### Dataset entries
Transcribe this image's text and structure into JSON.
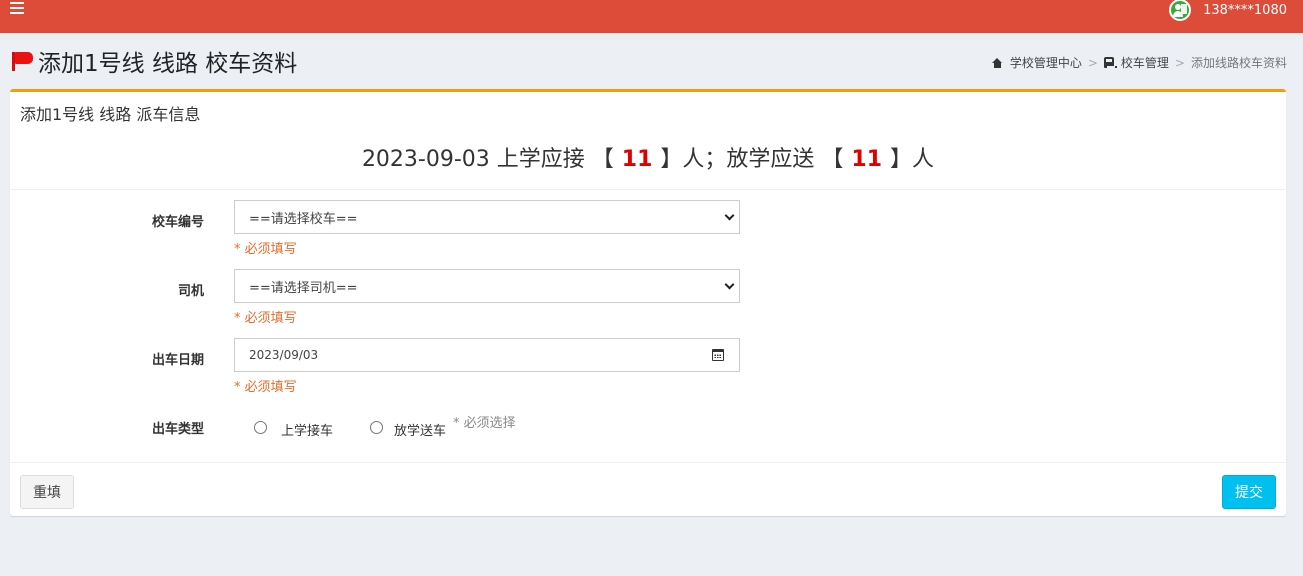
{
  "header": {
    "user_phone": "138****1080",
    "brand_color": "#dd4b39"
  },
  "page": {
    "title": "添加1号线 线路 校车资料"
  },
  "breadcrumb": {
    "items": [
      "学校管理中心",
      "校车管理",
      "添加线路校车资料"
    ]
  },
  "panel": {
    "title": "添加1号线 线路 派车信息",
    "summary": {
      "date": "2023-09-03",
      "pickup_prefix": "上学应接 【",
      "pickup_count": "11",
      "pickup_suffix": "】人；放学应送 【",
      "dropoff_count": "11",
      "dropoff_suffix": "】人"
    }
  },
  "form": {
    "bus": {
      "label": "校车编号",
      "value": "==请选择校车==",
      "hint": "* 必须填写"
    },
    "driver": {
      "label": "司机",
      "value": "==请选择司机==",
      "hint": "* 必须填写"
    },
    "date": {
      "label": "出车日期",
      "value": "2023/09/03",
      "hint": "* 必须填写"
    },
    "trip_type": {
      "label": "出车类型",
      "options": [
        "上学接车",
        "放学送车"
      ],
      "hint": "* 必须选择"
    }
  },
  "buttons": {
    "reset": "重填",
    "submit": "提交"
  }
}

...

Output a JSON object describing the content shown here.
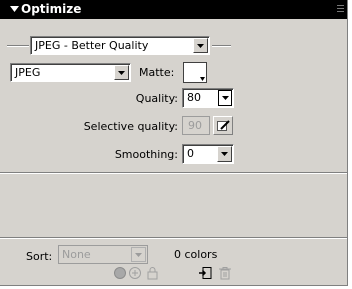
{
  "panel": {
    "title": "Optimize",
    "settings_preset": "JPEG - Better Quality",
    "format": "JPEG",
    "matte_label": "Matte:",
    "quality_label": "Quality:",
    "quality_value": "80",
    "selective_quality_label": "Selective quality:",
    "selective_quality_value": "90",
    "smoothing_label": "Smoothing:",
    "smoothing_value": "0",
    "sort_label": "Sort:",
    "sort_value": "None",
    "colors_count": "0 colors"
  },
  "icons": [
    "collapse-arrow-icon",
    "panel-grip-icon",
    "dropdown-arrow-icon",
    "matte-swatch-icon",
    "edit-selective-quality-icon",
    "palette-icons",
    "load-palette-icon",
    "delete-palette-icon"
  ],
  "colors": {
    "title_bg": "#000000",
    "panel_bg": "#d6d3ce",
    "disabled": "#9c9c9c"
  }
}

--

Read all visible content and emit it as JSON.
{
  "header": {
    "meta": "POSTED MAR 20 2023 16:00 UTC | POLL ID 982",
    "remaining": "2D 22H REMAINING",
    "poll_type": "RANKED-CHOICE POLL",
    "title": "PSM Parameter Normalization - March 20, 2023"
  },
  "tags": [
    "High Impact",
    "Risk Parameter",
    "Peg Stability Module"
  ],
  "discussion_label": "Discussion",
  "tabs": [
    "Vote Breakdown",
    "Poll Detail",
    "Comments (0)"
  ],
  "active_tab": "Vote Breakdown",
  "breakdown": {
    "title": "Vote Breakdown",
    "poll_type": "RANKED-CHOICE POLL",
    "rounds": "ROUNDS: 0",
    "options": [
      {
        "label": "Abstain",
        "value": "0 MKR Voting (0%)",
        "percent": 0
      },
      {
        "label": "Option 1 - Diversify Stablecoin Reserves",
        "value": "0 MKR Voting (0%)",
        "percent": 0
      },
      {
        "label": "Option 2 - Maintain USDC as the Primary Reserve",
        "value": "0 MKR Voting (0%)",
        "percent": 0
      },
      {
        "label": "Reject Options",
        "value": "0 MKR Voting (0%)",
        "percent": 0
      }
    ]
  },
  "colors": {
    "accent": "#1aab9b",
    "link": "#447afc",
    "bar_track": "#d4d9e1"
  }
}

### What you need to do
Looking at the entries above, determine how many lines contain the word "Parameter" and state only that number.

### Result
2